→ Exercise prompt
Among the lines of the records, find all that carry the word "screenshot" and copy them.

→ Materials provided
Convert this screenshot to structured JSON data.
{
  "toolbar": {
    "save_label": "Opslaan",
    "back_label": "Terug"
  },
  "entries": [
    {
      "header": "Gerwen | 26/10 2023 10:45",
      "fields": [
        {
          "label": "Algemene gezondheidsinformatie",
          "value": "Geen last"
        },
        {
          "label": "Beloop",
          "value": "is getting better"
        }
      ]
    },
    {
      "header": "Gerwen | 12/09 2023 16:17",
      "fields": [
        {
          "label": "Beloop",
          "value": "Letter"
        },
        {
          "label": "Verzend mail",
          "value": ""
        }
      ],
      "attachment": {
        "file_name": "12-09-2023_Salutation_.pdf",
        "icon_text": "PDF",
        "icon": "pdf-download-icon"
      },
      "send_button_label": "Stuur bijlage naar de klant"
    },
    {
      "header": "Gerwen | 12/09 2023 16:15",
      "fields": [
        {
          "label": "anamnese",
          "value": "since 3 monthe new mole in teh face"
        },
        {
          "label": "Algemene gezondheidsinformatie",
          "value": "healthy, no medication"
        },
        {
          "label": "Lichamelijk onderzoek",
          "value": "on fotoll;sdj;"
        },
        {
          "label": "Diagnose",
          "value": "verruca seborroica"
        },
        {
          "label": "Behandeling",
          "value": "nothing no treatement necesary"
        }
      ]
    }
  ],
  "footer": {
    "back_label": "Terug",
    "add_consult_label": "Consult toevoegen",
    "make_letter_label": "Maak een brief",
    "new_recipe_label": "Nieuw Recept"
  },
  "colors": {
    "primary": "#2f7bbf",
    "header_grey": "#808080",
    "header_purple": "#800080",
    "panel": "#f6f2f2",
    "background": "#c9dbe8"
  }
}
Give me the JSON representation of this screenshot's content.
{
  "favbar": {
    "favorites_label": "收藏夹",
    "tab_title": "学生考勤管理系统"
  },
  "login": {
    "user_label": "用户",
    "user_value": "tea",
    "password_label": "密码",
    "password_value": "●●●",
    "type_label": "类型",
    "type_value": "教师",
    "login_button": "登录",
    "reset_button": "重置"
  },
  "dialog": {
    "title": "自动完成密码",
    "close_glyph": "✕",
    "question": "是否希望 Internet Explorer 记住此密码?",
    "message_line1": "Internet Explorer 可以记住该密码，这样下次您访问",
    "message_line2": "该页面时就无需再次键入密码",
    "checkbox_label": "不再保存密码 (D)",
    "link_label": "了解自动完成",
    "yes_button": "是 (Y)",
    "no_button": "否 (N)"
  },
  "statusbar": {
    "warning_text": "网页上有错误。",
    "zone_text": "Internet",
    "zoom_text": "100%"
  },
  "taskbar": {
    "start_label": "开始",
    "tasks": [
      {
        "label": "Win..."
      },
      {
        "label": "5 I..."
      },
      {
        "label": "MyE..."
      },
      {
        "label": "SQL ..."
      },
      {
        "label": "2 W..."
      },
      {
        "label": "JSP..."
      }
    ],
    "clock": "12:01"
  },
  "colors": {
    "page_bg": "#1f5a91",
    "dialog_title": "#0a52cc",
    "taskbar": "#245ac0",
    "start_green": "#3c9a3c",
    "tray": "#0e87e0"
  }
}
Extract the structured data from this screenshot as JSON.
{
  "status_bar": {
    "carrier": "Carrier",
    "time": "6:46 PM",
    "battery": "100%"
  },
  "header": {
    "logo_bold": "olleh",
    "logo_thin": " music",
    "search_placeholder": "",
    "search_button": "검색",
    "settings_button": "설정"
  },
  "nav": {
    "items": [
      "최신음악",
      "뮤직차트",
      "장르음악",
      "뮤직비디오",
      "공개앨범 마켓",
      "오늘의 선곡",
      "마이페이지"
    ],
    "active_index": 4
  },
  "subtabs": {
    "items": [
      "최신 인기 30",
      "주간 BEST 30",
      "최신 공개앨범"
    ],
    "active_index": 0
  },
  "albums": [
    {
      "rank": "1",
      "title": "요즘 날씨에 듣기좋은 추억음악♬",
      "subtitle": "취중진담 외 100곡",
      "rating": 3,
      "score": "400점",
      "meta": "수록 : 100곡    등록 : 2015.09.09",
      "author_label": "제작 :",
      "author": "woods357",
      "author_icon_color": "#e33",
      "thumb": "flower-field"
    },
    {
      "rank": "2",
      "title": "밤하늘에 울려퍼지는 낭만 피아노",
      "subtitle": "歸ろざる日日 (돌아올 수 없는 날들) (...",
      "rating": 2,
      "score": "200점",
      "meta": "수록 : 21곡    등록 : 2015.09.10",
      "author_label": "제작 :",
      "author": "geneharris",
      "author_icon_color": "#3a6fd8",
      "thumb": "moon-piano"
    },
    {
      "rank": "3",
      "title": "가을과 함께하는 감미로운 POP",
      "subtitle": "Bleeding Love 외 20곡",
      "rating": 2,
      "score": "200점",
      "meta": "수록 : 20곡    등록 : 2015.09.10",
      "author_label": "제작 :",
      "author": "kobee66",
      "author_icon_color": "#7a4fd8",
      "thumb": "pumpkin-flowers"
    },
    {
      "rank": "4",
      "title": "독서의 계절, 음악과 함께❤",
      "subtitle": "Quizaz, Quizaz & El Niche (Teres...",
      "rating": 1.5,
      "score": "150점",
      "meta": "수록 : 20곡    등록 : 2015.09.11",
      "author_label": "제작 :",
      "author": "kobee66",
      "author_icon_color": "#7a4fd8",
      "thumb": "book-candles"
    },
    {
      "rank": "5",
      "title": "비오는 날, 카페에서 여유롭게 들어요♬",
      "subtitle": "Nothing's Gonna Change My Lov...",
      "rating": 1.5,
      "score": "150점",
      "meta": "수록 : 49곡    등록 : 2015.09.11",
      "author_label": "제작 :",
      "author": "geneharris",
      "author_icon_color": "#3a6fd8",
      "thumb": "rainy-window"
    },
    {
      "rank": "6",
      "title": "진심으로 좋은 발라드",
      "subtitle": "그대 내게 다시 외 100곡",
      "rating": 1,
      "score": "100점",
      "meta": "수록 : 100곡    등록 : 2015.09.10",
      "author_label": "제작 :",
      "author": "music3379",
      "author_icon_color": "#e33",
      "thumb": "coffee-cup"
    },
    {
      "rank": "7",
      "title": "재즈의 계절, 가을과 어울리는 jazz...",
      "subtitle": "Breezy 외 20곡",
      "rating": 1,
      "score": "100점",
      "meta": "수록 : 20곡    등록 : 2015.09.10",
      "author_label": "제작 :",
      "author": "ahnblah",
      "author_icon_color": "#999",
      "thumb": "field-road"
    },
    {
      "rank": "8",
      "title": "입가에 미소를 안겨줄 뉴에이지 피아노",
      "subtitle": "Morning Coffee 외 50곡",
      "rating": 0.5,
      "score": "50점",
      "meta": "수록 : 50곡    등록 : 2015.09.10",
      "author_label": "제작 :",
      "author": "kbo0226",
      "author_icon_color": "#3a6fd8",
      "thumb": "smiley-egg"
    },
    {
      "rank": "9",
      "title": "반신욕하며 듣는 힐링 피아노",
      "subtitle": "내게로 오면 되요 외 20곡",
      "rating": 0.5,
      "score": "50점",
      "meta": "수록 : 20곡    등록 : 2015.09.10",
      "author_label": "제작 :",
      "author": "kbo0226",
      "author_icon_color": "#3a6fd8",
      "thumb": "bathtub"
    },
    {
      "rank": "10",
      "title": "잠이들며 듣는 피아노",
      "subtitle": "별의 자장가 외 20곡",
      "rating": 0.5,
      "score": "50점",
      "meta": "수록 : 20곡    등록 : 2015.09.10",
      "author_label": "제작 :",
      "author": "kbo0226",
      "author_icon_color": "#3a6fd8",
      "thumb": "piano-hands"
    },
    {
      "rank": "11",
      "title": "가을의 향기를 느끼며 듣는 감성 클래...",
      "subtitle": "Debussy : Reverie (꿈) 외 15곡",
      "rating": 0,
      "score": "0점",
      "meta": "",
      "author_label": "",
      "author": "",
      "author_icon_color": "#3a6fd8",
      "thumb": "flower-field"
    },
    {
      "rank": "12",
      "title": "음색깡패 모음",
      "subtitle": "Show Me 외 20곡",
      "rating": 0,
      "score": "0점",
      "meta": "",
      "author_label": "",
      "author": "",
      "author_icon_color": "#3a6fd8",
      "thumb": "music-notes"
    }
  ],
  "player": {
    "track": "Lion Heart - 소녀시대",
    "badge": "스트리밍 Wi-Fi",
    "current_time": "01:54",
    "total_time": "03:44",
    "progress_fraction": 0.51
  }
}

→ The answer
Convert this screenshot to structured JSON data.
Give me the JSON representation of this screenshot's content.
Extract the structured data from this screenshot as JSON.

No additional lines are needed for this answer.